This sometimes-working and sometimes-failing nature of our dialogue process points to systemic weakness. Worse still, this disconnect has existed for so long that its absence is not even challenged very much, and it is only on the truly large issues - Interlinking Rivers being the most recent example - that much noise is made over this unacceptable state, and in a few of these cases the government responds with a debate. But national controversies cannot be the few issues where government functionaries commit to dialoguing on information. There are numerous local and regional issues on which policy dialogue needs to happen, but does not.

And yet, the government is not the only party that may be to blame. There is some culpability in civil society as well. Too many development conferences and meetings are held without planning for the stakeholding presence of government functionaries. Even when government representatives are included, our otherwise enriching discourse and engagement does not take into account the sheer lack of professional capacities and work climate within governments to actually implement regulations and policy. Often, the government is simply incapable of responding to public needs, because the systems for such responses are not in place.

In fact the very systems by which our governments record information for planning and policy are nearly always outdated and useless. The quality of public policy is directly tied to the fidelity of information that it possesses, and even if our governments were wholly well-intending - a very generous view, admittedly - they would lack the necessary information to perform creditably. That said, the lack of such systems cannot become reason to impugn 'the government'. It would be far better instead to work to create and strengthen such systems.

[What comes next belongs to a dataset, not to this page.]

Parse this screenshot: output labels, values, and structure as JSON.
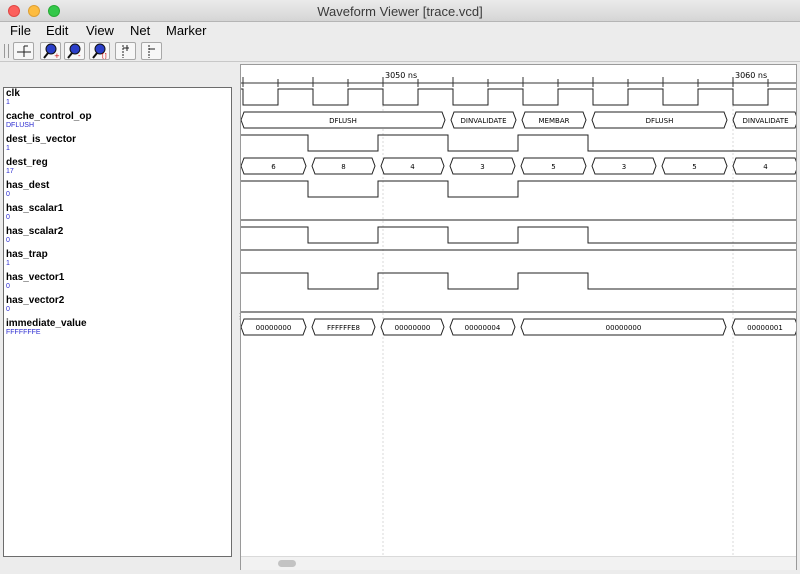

There are reasons to be hopeful. We are in an era of civic change. In 2003, Karnataka managed to legislate for mandatory meetings between local civic bodies and citizens on financial and policy matters. This is creditable, despite the expected starting troubles. A few other states are doing likewise for greater local dialogue. The Election Commission has now regularized nationwide dialoguing with civic and vigilance groups for a variety of reforms from implementing the disclosures rules to cleaning up voter rolls. All these are signs that process-level improvements are coming our way, but the citizenry needs to stay engaged, taking their example from the Pune participants and organizers. This will place the abundant progressive energy on a positive plane.